Cultural institutions like the museum and the art academy played a central role in the formulation of national canon that excluded much of the work of the Popular Painters on display at Garage today, despite the international interest in these painters. Instead, it emphasized so-called traditional arts as a national cultural resource and promoted a modernism developed by a group of artists who organized themselves under the name ‘Zairian Avant-Gardistes’.


Sarah Van Beurden is an Associate Professor of history and African studies at the Ohio State University. After completing her undergraduate studies in Belgium, she obtained a Ph.D. in history from the University of Pennsylvania (USA.) She is the author of Authentically African: Arts and the Transnational Politics of Congolese Culture (2015), edited a recent issue of Critical Interventions: Journal of African Art History and Visual Culture on "Postcolonial Cultural Politics," and has written several chapters and articles on Congolese history, African cultural heritage, museums, and contemporary Congolese art.
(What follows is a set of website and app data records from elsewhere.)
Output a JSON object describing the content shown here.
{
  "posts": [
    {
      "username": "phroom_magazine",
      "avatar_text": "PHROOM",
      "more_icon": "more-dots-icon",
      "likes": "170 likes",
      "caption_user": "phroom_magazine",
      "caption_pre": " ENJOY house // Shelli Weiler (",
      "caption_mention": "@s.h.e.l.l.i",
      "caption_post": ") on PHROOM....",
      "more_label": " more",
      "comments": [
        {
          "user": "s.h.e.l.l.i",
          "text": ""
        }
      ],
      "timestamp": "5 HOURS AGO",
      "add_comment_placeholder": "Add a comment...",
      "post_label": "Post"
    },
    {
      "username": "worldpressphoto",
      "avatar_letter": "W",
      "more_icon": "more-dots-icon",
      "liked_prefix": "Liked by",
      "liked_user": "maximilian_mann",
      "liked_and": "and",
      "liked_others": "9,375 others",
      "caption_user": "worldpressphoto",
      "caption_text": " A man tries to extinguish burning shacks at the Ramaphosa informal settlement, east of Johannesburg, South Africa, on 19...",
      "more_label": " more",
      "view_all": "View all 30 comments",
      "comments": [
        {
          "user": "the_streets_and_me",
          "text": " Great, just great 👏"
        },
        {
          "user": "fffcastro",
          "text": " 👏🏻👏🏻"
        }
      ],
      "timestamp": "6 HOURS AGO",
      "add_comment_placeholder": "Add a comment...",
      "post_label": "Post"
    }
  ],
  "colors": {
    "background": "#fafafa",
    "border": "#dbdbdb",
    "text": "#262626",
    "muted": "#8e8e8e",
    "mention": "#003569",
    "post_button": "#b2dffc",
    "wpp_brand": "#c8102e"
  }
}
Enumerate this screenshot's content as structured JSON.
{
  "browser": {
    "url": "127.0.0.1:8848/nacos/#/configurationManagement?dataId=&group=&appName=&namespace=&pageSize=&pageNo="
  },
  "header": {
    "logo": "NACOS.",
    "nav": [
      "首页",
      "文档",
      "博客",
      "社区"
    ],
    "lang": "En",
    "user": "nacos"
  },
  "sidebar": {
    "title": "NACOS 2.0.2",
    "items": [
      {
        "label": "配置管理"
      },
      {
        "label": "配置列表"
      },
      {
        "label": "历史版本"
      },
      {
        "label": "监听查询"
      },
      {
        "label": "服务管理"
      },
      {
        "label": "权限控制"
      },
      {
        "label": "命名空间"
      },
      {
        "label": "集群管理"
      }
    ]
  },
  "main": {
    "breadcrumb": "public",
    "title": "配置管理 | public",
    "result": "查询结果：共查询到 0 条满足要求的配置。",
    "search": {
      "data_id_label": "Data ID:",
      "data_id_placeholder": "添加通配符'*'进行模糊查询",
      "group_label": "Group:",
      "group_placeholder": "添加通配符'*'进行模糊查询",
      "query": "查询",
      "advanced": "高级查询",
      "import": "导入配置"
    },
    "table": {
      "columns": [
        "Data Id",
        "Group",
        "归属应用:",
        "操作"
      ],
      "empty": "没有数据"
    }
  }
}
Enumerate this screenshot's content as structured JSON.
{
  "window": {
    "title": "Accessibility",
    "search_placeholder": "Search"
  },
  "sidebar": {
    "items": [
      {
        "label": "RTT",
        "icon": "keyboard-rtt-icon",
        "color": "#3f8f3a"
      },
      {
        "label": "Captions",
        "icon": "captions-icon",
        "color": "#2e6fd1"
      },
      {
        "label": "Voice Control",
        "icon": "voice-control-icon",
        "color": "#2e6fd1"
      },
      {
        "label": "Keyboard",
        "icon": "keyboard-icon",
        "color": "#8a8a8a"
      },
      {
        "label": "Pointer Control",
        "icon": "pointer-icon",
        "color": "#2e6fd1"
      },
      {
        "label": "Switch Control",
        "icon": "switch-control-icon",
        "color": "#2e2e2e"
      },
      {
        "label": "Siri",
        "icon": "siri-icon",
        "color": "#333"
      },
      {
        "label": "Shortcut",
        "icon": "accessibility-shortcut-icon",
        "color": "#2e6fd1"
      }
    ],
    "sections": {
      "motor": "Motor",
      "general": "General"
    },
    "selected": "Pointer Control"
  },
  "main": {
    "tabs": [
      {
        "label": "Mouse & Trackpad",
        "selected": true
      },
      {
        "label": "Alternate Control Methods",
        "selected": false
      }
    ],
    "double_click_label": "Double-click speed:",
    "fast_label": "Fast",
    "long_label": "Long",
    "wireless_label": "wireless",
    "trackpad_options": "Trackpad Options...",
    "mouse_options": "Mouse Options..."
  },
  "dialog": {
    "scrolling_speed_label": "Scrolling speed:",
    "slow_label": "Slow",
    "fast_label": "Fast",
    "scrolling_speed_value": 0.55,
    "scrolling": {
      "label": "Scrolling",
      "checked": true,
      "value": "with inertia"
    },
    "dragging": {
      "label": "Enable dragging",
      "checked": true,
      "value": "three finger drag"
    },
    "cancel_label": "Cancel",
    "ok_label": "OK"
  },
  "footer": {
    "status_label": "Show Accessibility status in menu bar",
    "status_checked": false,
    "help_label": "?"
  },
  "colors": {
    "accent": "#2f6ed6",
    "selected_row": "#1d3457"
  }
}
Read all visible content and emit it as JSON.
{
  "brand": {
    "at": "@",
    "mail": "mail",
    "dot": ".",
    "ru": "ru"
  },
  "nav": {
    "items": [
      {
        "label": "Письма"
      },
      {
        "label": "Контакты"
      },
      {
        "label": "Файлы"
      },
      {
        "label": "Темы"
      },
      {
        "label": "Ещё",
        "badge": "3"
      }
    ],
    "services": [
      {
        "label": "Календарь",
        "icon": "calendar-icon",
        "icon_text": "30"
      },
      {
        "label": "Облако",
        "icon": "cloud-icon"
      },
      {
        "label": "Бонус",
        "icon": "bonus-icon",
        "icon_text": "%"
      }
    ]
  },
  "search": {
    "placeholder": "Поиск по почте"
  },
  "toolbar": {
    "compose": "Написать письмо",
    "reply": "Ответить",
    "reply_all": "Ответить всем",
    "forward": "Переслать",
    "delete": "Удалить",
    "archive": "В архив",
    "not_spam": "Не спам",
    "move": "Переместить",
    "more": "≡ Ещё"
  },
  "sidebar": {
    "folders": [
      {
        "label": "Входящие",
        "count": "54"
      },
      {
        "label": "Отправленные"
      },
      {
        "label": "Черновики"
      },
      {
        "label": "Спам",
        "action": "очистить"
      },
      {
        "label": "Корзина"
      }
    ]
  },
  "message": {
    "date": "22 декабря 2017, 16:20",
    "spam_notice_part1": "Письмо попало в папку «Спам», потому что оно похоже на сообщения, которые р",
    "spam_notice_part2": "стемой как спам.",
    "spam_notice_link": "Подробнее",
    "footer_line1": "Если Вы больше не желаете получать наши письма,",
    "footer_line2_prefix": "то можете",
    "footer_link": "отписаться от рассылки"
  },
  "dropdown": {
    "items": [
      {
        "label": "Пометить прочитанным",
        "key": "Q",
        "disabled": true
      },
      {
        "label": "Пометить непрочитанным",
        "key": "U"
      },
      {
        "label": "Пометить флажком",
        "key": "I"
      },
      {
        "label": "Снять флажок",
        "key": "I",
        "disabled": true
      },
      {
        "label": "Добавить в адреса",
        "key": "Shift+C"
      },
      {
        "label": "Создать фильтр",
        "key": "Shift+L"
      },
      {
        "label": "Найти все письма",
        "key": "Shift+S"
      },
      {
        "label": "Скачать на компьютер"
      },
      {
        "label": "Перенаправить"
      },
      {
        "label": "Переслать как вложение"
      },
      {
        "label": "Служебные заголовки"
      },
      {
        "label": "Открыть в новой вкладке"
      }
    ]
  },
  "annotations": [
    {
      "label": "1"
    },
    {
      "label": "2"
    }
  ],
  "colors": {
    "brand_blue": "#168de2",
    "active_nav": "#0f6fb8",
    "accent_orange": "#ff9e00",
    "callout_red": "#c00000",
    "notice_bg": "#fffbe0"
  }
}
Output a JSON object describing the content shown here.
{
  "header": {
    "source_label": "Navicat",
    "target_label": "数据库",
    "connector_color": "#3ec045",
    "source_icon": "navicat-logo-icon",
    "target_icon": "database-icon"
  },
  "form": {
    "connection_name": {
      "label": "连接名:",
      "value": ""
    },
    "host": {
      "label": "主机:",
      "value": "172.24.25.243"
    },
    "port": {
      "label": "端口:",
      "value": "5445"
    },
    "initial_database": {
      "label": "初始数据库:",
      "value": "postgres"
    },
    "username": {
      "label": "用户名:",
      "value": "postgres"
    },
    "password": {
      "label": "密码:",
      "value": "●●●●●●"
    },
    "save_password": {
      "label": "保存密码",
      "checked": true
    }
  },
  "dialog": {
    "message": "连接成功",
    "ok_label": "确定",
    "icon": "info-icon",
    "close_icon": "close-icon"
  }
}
She is a visiting scholar at the Max Planck Institute for the History of Science in Berlin, where she is a member of the "Histories of Planning" workgroup and editorial collective.


Free admission with advance registration